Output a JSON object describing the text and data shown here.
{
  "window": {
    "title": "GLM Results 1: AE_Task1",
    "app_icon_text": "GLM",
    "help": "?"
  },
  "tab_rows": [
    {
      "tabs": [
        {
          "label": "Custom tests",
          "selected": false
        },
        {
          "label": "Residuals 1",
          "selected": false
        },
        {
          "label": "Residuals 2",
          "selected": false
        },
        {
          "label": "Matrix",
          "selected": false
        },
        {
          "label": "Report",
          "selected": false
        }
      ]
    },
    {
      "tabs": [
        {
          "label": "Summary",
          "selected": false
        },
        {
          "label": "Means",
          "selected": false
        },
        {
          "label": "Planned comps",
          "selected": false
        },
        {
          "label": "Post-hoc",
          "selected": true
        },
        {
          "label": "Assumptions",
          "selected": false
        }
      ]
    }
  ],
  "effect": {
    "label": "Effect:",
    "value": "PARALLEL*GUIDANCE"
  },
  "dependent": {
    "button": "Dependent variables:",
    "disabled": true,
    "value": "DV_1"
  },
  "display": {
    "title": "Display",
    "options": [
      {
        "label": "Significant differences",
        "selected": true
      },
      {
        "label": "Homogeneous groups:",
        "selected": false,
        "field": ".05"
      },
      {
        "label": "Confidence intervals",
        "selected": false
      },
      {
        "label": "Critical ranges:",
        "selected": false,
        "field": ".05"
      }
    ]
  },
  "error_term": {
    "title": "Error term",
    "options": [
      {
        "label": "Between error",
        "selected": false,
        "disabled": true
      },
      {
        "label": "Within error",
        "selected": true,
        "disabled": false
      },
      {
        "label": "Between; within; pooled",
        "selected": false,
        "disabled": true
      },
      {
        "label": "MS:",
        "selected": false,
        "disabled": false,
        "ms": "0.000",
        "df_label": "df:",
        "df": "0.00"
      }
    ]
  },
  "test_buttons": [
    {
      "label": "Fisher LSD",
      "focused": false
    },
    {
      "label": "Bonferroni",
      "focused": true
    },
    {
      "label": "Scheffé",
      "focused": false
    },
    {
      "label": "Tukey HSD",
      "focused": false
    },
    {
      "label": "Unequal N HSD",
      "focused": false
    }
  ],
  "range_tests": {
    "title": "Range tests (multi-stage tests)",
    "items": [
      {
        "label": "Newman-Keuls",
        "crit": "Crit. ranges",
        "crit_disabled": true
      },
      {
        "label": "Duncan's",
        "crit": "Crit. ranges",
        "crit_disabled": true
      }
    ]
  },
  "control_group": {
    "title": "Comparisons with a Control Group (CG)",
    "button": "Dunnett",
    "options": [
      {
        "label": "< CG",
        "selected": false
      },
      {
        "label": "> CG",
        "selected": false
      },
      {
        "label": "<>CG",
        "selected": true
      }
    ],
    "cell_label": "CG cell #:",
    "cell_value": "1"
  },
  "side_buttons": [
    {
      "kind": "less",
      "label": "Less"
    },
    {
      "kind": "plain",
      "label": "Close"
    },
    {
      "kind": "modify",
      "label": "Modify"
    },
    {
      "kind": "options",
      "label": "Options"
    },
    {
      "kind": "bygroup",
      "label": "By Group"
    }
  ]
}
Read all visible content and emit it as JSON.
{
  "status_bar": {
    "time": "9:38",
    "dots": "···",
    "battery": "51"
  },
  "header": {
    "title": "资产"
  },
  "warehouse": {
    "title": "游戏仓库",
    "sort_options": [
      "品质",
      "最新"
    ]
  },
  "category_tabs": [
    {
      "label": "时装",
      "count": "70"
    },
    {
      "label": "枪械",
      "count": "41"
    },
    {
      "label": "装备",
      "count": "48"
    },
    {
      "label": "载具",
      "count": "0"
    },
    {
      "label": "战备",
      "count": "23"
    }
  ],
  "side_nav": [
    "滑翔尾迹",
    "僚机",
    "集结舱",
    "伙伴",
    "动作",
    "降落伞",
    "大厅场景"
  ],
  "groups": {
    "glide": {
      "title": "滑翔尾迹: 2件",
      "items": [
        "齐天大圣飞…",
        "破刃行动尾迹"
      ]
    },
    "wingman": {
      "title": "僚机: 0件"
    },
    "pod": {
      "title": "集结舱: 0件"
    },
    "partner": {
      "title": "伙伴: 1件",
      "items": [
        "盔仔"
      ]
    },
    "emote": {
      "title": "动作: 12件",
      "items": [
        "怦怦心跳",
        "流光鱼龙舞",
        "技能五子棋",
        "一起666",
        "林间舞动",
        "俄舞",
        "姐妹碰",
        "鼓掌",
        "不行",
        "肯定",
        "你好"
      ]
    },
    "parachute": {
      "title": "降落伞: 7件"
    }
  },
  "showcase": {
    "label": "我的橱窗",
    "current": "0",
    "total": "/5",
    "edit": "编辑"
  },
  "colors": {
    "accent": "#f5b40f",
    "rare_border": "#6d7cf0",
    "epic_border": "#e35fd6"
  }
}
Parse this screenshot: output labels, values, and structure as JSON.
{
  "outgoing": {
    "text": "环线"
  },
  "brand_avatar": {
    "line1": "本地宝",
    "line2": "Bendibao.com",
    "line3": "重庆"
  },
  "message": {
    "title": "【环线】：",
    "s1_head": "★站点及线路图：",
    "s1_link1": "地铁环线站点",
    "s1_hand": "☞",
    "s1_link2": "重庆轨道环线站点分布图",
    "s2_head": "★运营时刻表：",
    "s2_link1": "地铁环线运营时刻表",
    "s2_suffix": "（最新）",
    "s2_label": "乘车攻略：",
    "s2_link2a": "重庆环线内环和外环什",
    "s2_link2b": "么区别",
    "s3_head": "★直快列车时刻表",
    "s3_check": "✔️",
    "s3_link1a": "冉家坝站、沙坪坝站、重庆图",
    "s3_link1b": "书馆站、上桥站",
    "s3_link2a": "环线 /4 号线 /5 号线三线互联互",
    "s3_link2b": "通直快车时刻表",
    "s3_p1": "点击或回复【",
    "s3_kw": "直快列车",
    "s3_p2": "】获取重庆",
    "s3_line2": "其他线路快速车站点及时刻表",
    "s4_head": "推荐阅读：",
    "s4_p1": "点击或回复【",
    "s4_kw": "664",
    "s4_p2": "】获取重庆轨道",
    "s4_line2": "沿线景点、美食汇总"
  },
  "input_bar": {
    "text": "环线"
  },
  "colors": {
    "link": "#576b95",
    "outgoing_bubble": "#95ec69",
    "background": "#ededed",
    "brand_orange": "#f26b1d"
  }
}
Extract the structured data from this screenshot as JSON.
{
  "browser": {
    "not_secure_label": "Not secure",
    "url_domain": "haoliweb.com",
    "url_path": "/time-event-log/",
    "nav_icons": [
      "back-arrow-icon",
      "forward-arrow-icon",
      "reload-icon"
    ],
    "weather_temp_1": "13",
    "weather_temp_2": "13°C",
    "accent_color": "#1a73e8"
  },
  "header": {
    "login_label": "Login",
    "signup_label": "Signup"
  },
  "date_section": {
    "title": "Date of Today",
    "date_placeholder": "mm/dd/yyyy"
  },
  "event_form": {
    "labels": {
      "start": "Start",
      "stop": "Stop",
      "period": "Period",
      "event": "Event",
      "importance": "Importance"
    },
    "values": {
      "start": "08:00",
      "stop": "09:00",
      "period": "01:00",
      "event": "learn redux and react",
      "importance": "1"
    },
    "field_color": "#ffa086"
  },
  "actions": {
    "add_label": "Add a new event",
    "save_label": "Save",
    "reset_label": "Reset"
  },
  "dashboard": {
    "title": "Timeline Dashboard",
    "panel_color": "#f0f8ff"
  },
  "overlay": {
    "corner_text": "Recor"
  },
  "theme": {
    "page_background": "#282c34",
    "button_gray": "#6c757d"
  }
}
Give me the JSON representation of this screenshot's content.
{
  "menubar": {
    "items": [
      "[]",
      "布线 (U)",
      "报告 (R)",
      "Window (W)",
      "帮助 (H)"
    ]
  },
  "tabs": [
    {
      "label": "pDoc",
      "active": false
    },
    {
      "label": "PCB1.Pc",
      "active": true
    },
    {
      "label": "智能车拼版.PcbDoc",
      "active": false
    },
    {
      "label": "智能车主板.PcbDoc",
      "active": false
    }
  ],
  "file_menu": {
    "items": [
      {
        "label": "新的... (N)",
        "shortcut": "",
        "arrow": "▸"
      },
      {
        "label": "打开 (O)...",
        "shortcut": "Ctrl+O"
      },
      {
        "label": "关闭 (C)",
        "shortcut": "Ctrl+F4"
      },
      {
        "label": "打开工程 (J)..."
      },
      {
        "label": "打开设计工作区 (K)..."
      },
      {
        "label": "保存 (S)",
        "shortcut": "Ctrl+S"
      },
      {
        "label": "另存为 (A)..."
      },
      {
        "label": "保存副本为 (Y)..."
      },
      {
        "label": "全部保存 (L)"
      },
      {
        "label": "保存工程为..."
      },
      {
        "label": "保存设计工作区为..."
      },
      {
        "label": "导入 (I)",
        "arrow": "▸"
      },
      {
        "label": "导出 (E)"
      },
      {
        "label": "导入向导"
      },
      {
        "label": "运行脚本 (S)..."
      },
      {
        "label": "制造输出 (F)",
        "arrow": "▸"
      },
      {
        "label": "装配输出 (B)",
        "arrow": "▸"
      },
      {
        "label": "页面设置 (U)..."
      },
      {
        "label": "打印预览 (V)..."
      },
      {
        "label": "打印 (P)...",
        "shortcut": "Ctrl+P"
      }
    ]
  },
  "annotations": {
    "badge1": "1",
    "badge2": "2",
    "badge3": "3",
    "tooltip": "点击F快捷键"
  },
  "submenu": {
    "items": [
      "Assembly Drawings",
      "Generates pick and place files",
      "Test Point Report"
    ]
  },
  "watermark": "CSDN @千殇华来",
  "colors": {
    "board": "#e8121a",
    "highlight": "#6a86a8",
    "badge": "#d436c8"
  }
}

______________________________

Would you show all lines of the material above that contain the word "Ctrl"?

Expected output »
        "shortcut": "Ctrl+O"
        "shortcut": "Ctrl+F4"
        "shortcut": "Ctrl+S"
        "shortcut": "Ctrl+P"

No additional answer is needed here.